Not all technology sector stocks had a good day. Chipmakers slumped a day after the Trump administration labeled Chinese telecom equipment giant Huawei a security risk and imposed export curbs on U.S. technology sales to the company. The move hurts U.S. chipmakers, which sell products to Huawei, which is the biggest global maker of switching equipment for phone companies.
“Those supply chains are being impacted,” Wiegand said.
The S&P Semiconductor and Semiconductor Equipment index closed 1.6% lower. Several chipmakers also fell. Qorvo tumbled 7.1%, Micron Technology lost 2.9% and Qualcomm dropped 4%.
Banks and other financial services companies got a boost from higher bond yields, which allow them to charge higher interest rates on loans.
JPMorgan Chase rose 1.3%, American Express added 1.9% and Bank of America gained 1.1%
The yield on the 10 year Treasury rose to 2.39% from 2.38% late Wednesday.
The higher yields followed a Commerce Department report showing that U.S. home construction rose faster than expected by economists in April.
The solid report follows a series of weak economic reports on Wednesday that shoved bond yields sharply lower and weighed down the entire financial sector.
The positive home construction data also gave homebuilder stocks a lift. Taylor Morrison Home climbed 2.4% and KB Home added 2.2%.
Investors also bid up shares in Walmart, after the retail giant reported a surge in a key sales measure, driven by a growing grocery sales business. The company also said online sales rose 37%.
The world’s largest retailer also beat Wall Street’s profit forecasts for the first quarter. The company has been working to get more people into its stores and use its online shopping service. It recently launched next-day delivery as it faces tougher competition from other retailers and Amazon. The stock closed with a 1.4% gain.
Energy futures finished higher. Benchmark U.S. crude rose 1.4% to settle at $62.87 per barrel. Brent crude, the international standard, closed 1.2% higher at $72.62 per barrel.

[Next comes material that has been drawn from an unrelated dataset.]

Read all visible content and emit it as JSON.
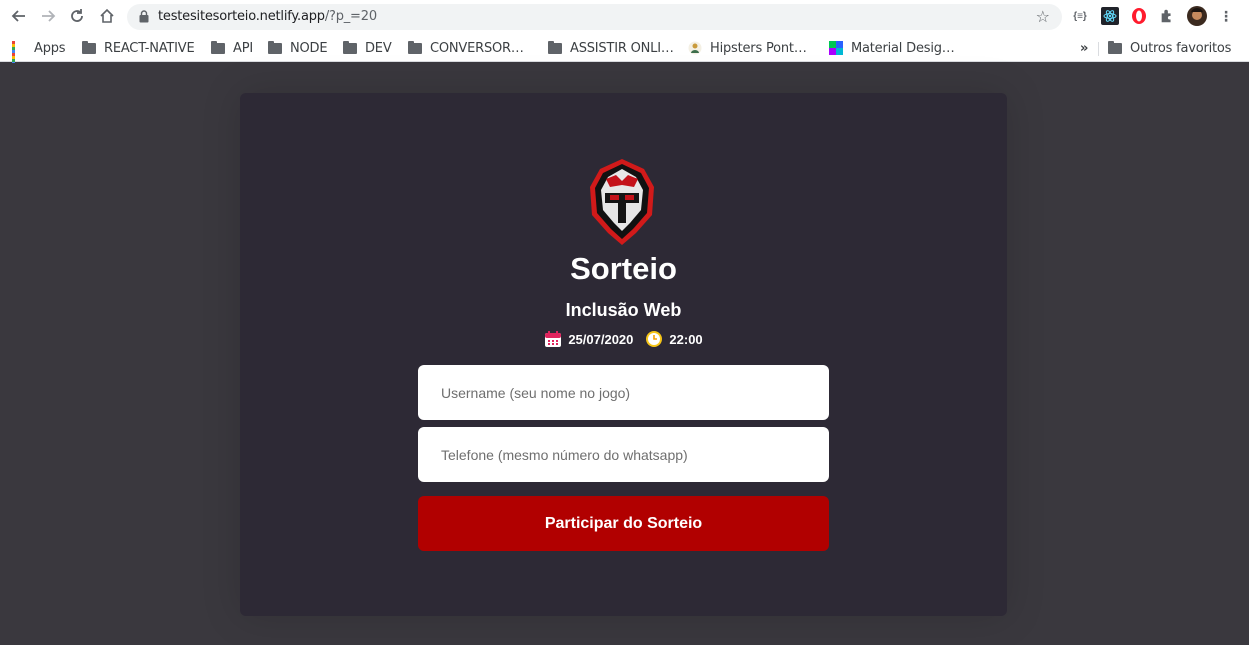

Wholesale gasoline climbed 2.4% to $2.06 per gallon. Heating oil gained 1.8% to $2.12 per gallon. Natural gas added 1.5% to $2.64 per 1,000 cubic feet.
Gold fell 0.9% to $1,286.20 per ounce, silver dropped 1.8% to $14.54 per ounce and copper gained 0.2% to $2.75 per pound.
The dollar rose to 109.87 Japanese yen from 109.54 yen on Wednesday. The euro weakened to $1.1172 from $1.1204.